(Materials provided begins)
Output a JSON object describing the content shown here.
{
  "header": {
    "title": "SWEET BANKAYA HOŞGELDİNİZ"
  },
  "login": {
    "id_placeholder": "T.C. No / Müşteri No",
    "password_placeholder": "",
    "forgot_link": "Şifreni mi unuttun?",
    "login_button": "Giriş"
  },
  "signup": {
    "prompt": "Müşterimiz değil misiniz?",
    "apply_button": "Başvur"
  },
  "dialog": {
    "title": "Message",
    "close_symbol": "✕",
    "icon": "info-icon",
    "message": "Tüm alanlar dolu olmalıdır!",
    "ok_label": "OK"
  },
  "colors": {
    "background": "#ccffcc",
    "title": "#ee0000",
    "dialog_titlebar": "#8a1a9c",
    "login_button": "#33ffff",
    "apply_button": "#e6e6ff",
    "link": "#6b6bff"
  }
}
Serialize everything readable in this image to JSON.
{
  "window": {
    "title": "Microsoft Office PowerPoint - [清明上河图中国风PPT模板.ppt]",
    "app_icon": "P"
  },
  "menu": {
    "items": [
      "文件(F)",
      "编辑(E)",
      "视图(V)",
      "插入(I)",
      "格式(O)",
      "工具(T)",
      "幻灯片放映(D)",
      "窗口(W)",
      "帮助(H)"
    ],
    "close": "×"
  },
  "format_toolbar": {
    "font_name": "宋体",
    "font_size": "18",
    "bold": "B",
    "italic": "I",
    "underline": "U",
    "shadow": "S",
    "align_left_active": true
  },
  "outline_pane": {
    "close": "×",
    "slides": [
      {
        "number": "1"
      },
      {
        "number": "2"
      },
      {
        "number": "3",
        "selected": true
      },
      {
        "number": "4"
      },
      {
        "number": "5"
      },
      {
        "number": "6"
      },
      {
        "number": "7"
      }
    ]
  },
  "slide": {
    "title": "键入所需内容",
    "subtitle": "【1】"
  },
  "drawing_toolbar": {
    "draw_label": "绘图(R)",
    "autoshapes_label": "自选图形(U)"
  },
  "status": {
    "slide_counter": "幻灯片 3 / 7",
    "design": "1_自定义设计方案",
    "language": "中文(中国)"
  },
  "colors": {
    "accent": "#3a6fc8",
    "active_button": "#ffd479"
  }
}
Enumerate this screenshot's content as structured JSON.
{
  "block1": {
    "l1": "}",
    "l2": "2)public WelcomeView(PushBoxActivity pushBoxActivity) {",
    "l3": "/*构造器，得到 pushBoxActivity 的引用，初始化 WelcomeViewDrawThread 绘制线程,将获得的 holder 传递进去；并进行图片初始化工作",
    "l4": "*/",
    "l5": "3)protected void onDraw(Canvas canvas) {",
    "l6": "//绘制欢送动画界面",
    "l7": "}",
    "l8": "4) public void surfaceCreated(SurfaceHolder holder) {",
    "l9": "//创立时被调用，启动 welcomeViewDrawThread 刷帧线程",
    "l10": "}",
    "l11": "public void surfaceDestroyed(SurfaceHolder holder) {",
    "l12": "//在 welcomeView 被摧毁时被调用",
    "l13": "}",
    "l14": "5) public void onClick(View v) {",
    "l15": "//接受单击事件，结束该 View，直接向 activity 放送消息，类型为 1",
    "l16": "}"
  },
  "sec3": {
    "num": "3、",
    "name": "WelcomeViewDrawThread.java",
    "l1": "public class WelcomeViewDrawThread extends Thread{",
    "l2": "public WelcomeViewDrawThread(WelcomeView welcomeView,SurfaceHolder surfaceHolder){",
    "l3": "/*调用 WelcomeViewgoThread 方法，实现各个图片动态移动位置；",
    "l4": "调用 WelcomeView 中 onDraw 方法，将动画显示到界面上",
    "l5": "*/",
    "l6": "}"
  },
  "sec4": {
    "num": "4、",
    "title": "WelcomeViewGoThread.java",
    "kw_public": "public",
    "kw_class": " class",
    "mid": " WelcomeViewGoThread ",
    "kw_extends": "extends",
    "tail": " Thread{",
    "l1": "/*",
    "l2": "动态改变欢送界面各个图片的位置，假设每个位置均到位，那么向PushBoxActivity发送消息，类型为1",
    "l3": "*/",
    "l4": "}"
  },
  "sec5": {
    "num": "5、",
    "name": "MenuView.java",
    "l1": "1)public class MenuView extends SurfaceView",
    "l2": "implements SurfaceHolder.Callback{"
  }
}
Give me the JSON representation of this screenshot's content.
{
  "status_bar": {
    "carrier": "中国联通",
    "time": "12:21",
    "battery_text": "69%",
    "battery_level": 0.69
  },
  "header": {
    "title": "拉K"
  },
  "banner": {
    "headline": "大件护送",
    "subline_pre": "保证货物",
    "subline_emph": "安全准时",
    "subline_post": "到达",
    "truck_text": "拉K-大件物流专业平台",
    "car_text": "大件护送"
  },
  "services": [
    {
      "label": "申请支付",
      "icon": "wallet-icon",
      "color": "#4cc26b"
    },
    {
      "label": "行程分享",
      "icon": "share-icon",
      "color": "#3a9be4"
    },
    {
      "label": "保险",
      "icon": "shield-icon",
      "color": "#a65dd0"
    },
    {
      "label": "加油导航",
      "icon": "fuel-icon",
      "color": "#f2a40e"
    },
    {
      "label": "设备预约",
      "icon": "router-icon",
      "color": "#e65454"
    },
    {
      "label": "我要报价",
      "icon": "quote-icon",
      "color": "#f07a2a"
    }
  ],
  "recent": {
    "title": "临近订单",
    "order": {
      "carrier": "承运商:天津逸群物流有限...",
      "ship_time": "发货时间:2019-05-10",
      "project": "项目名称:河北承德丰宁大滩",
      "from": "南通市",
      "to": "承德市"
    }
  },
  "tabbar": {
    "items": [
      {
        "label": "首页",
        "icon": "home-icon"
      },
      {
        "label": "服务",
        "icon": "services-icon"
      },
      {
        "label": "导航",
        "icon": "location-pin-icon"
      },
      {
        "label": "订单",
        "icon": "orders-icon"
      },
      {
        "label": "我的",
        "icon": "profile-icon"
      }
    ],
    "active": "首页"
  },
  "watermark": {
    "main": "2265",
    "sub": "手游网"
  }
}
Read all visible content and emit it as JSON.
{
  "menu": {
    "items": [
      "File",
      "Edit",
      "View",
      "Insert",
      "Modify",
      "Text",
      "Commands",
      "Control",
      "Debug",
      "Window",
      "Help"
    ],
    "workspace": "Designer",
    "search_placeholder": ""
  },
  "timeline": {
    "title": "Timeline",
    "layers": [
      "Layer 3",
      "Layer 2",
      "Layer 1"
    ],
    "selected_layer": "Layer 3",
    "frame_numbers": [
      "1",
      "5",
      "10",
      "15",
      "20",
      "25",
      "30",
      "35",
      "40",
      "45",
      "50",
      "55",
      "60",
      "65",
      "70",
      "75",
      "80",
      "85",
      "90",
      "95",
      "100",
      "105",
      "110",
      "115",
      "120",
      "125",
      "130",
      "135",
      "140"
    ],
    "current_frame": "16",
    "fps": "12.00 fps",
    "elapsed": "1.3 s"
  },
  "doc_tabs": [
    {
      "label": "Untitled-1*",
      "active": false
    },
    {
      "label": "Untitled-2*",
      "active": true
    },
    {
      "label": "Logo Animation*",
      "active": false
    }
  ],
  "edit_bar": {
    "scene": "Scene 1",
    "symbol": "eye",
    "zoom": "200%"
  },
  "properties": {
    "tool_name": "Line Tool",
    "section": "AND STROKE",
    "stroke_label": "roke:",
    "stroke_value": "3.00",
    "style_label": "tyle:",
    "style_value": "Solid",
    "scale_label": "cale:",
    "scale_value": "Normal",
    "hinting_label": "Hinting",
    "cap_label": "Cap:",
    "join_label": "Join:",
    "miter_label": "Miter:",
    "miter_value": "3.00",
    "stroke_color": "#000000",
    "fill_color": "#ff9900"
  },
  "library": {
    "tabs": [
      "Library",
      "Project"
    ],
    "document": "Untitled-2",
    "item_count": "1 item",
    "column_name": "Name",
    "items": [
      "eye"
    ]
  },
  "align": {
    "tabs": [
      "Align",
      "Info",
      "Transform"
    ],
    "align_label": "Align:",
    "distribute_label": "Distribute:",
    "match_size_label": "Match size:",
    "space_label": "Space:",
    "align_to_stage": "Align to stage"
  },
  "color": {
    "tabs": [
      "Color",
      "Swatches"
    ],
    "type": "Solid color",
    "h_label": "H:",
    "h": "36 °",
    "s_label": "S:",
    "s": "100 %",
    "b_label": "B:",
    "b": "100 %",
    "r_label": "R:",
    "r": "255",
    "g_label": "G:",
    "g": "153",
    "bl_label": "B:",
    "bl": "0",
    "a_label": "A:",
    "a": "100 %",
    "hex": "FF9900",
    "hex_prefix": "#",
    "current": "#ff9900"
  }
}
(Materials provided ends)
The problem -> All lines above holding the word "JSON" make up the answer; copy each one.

Answer for this exercise ->
Output a JSON object describing the content shown here.
Serialize everything readable in this image to JSON.
Enumerate this screenshot's content as structured JSON.
Give me the JSON representation of this screenshot's content.
Read all visible content and emit it as JSON.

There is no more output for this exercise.